Bangladesh has so far completed the biometric registration of 512,058 Rohingya refugees who have entered Bangladesh to flee the ethnic violence carried out by the Myanmar army in Rakhine state.
The registration process, which started on September 12, is being conducted at 70 booths in seven biometric registration centres in the Ukhiya and Teknaf upazilas of Cox’s Bazar.
The Press Information Department (PID) confirmed the number and said: “Rohingyas are still coming to Bangladesh from Myanmar’s Rakhine state but the influx has slowed down.”
The head of the Department of Immigration and Passport (DIP) said the biometric registration of the refugees could be completed by the end of the year.
“At this speed, all the refugees could be registered in a month,” DIP Director General Maj Gen Md Masud Rezwan said. “The registration will also help Bangladesh repatriate the displaced Rohingyas back to Myanmar.”
DIP’s Technical Engineer, squadron leader Md Arefin Ahmed, said the registration process will help the administration to identify and Rohingya who attempts to acquire a national identity card, driving licence or passport.
“We are registering the fingerprints so that the refugees can be detected easily in the future.
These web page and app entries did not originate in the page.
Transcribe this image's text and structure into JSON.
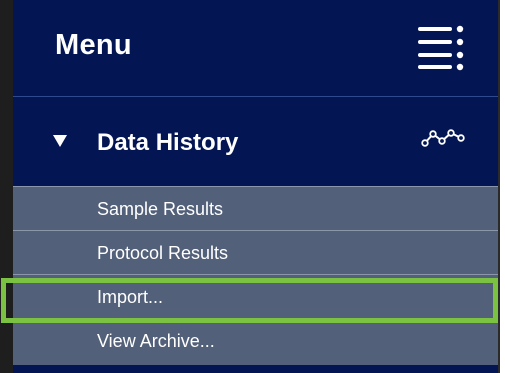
{
  "menu": {
    "title": "Menu",
    "toggle_icon": "hamburger-menu-icon"
  },
  "section": {
    "label": "Data History",
    "expanded": true,
    "expand_icon": "caret-down-icon",
    "icon": "trend-line-icon"
  },
  "items": [
    {
      "label": "Sample Results"
    },
    {
      "label": "Protocol Results"
    },
    {
      "label": "Import...",
      "highlighted": true
    },
    {
      "label": "View Archive..."
    }
  ],
  "colors": {
    "panel_bg": "#041553",
    "item_bg": "#536079",
    "item_divider": "#8b96ab",
    "highlight": "#7cc242",
    "text": "#ffffff"
  }
}
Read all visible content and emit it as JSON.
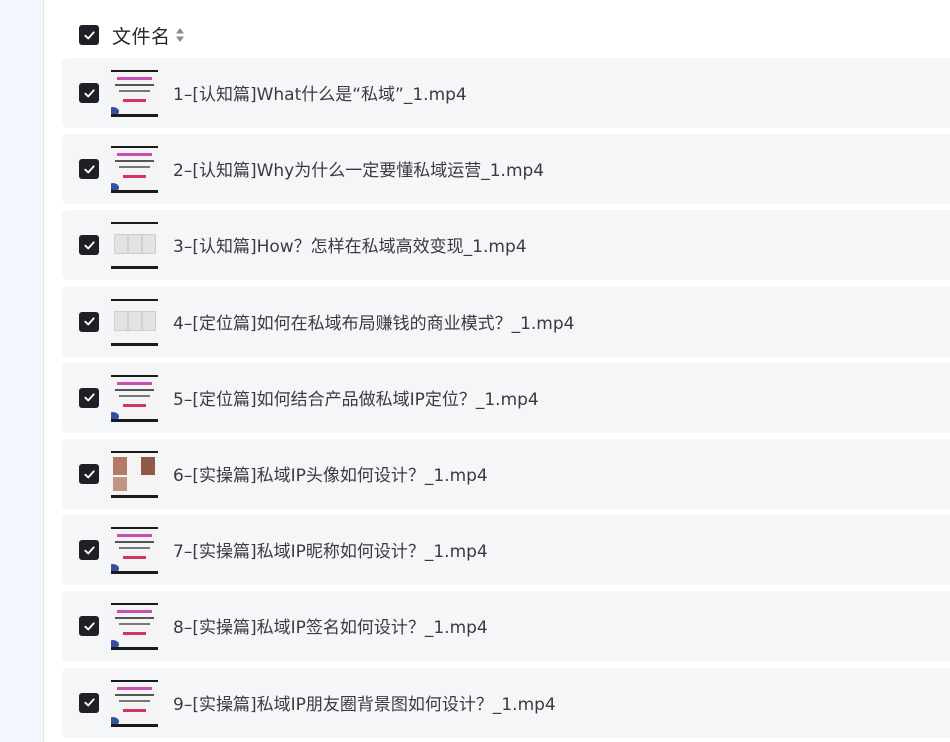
{
  "header": {
    "column_label": "文件名",
    "select_all_checked": true
  },
  "files": [
    {
      "name": "1–[认知篇]What什么是“私域”_1.mp4",
      "checked": true
    },
    {
      "name": "2–[认知篇]Why为什么一定要懂私域运营_1.mp4",
      "checked": true
    },
    {
      "name": "3–[认知篇]How？怎样在私域高效变现_1.mp4",
      "checked": true
    },
    {
      "name": "4–[定位篇]如何在私域布局赚钱的商业模式？_1.mp4",
      "checked": true
    },
    {
      "name": "5–[定位篇]如何结合产品做私域IP定位？_1.mp4",
      "checked": true
    },
    {
      "name": "6–[实操篇]私域IP头像如何设计？_1.mp4",
      "checked": true
    },
    {
      "name": "7–[实操篇]私域IP昵称如何设计？_1.mp4",
      "checked": true
    },
    {
      "name": "8–[实操篇]私域IP签名如何设计？_1.mp4",
      "checked": true
    },
    {
      "name": "9–[实操篇]私域IP朋友圈背景图如何设计？_1.mp4",
      "checked": true
    }
  ],
  "icons": {
    "checkbox_checked": "check-icon",
    "sort": "sort-icon",
    "thumbnail": "video-thumbnail"
  },
  "colors": {
    "checkbox": "#1f1f26",
    "row_background": "#f5f6f8",
    "sidebar_background": "#f3f6fd",
    "text": "#3a3b40"
  }
}
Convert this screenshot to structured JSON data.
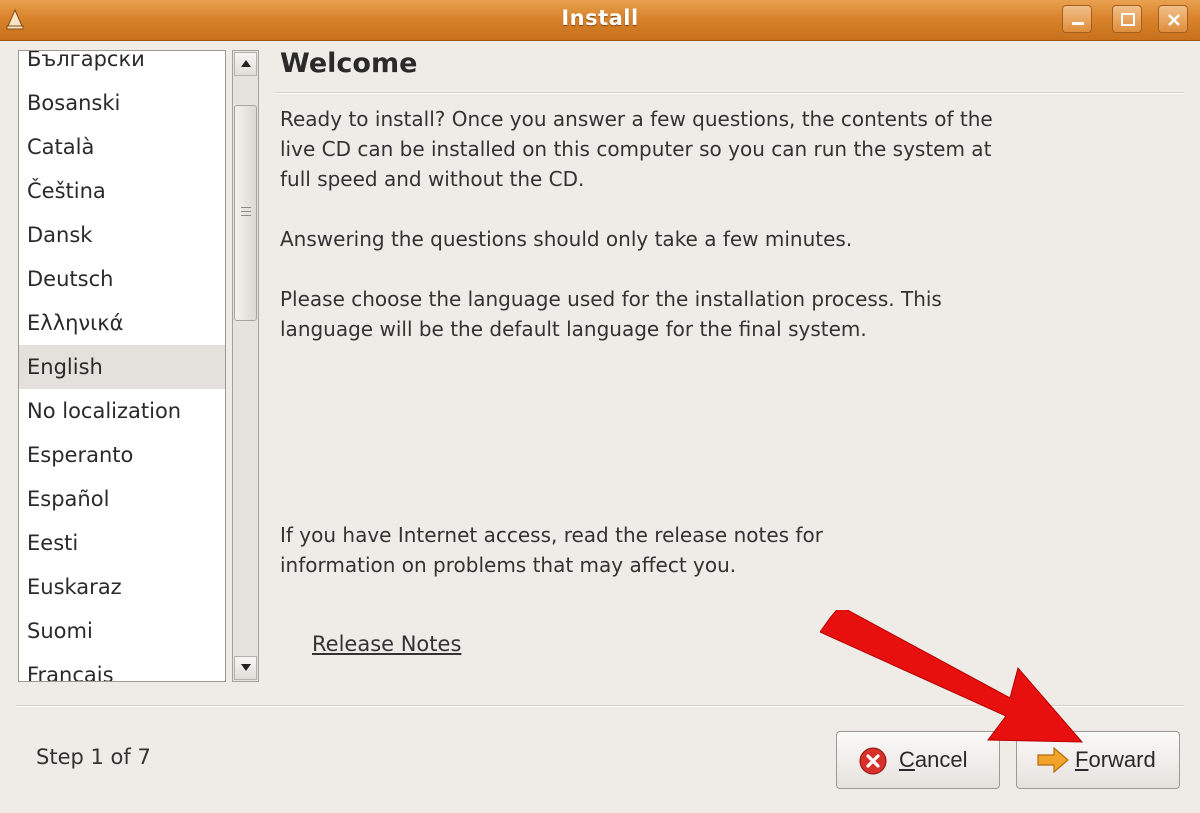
{
  "window": {
    "title": "Install"
  },
  "languages": [
    {
      "label": "Български",
      "selected": false
    },
    {
      "label": "Bosanski",
      "selected": false
    },
    {
      "label": "Català",
      "selected": false
    },
    {
      "label": "Čeština",
      "selected": false
    },
    {
      "label": "Dansk",
      "selected": false
    },
    {
      "label": "Deutsch",
      "selected": false
    },
    {
      "label": "Ελληνικά",
      "selected": false
    },
    {
      "label": "English",
      "selected": true
    },
    {
      "label": "No localization",
      "selected": false
    },
    {
      "label": "Esperanto",
      "selected": false
    },
    {
      "label": "Español",
      "selected": false
    },
    {
      "label": "Eesti",
      "selected": false
    },
    {
      "label": "Euskaraz",
      "selected": false
    },
    {
      "label": "Suomi",
      "selected": false
    },
    {
      "label": "Français",
      "selected": false
    }
  ],
  "content": {
    "heading": "Welcome",
    "para1": "Ready to install? Once you answer a few questions, the contents of the live CD can be installed on this computer so you can run the system at full speed and without the CD.",
    "para2": "Answering the questions should only take a few minutes.",
    "para3": "Please choose the language used for the installation process. This language will be the default language for the final system.",
    "para4": "If you have Internet access, read the release notes for information on problems that may affect you.",
    "release_notes_link": "Release Notes"
  },
  "footer": {
    "step": "Step 1 of 7",
    "cancel_label": "Cancel",
    "forward_label": "Forward"
  },
  "icons": {
    "app": "installer-icon",
    "cancel": "cancel-icon",
    "forward": "forward-arrow-icon"
  },
  "colors": {
    "titlebar": "#d9832c",
    "background": "#efebe7",
    "annotation": "#e8100f"
  }
}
This way, any Rohingya with ill-motives will not be able to get a Bangladeshi identity card or a passport illegally, since all data is being stored at the DIP and Election Commission data bank,” he said.
“Creating such enriched database has brought more discipline during relief distribution, too.”
The company that is providing technical support in the biometric registrations believes the process will assist in the repatriation of the refugees once the issue is resolved.
“The expectation has been raised with the example of how Germany registered the Syrian refugees to ensure each one is identified while performing any activity within Germany,” Tiger IT team deputy general manager, Rajib Chowdhury, said.
According to Refugee Relief and Repatriation Commission, up to November 13 around 627,500 Rohingyas had entered Bangladesh since the latest military crackdown began in Rakhine state on August 25.
Apart from the newly-arrived Rohingyas, an estimated 500,000 of the minority ethnic group have been living in the two upazilas of Cox’s Bazar for years now, according to unofficial sources.
Authorities have found that the new Rohingya refugees at the camps are interested in biometric registration to enjoy relief facilities and to ensure the prospect of repatriation in the future.
However, the Rohingyas who have been residing in Bangladesh for many years show no interest in registering, but would rather enjoy the benefits like a Bangladeshi citizen.
DIP’s Assistant Director Tarique Salman said they are working to raise awareness among the previously arrived Rohingyas so that they are inspired to become biometrically registered.
The International Rescue Committee (IRC) has estimated that a further 200,000 Rohingyas are likely to arrive in Bangladesh from Myanmar in the coming weeks – bringing the total Rohingya population to over one million officially – only exacerbating an already unimaginable humanitarian crisis.
Terming the Myanmar Army’s oppression as a “textbook example of ethnic cleansing”, the United Nations has said that the Myanmar army and local mobs have burned all of the estates in Rakhine to the ground, after killing and raping the inhabitants.
The Buddhist-majority Myanmar does not recognise the Rohingyas as citizens, forcing them to live in squalid camps under apartheid-like conditions.